European and Comparative Law is being conducted both at an individual level as well as at the Kent Centre for European and Comparative Law, which was established in 2004 with a view to providing a framework for the further development of the Law School's research and teaching activities in this area. Research and teaching reaches from general areas of comparative and European public and private law to more specialised areas and specific projects.
Governance and Regulation
Legal research involves studying processes of regulation and governance. This research cluster focuses on the character of regulation and governance to critically understand the different modes through which governing takes place such as the conditions, relations of power and effects of governance and regulation. Work within this area is methodologically diverse.
Intellectually, it draws on a range of areas including socio-legal studies; Foucauldian perspectives on power and governmentality; Actor Network Theory; feminist political theory and political economy; postcolonial studies; continental political philosophy; and cultural and utopian studies.
The starting point for research in international law at Kent Law School is that international law is not apolitical and that its political ideology reflects the interests of powerful states and transnational economic actors. In both research and teaching, staff situate international law in the context of histories of colonialism to analyse critically its development, doctrines and ramifications.
Critical International Law at KLS engages with theories of political economy, international relations and gender and sexuality to contribute to scholarly and policy debates across the spectrum of international law, which includes public, economic, human rights, criminal and commercial law. Scholars at the Centre for Critical International Law engage in the practical application of international law through litigation, training, research and consultancies for international organisations, NGOs and states.
Law and Political Economy & Law and Development
Law and its relation to political economy are addressed from a variety of angles, including the exploration of the micro- and macrolevel of economic regulations as well as theoretical aspects of law and political economy.
Legal Theories and Philosophy
Identifying the fact that several academics do work in cultural theory and political theory (including on normative concepts, religion and the state). While feminist and critical legal theories are focal points at Kent Law School, the departmental expertise also covers more essential aspects such as classical jurisprudence and the application of philosophy to law.
Other research areas within KLS include:
- human rights
- labour law
- law and culture
- law, science and technology
- legal methods and epistemology
- public law
- race, religion and the law.
The 2017/18 annual tuition fees for this programme are:
Human Rights Law 90 ECTS - LLM at Brussels:UK/EUOverseasFull-time€17350€17350Part-time€8675€8675 Human Rights Law 120 ECTS - LLM at Brussels:UK/EUOverseasFull-time€24700€24700Part-time€12350€12350 Human Rights Law 90 ECTS - LLM at Brussels - Jan:UK/EUOverseasFull-timePart-time Human Rights Law 120 ECTS - LLM at Brussels - Jan:UK/EUOverseasFull-timePart-time
For students continuing on this programme fees will increase year on year by no more than RPI + 3% in each academic year of study except where regulated.*

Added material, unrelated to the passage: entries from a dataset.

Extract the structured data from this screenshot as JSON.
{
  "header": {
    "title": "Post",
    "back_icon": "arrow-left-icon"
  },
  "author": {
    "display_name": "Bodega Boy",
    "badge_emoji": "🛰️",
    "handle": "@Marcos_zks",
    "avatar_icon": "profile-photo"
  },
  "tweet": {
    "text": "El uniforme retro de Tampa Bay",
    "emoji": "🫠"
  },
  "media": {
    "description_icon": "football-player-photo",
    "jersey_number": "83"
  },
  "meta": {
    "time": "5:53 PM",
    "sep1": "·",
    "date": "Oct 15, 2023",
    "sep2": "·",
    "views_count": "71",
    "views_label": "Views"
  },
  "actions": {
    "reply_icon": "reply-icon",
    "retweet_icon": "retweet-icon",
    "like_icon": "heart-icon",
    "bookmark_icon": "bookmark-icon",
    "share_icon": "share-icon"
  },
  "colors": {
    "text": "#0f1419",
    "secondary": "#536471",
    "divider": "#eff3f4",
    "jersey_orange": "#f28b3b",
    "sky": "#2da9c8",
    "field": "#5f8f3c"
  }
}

The University will assess your fee status as part of the application process. If you are uncertain about your fee status you may wish to seek advice from UKCISA before applying.
General additional costs
Find out more about accommodation and living costs, plus general additional costs that you may pay when studying at Kent.
Search our scholarships finder for possible funding opportunities. You may find it helpful to look at both:
- University and external funds
- Scholarships specific to the academic school delivering this programme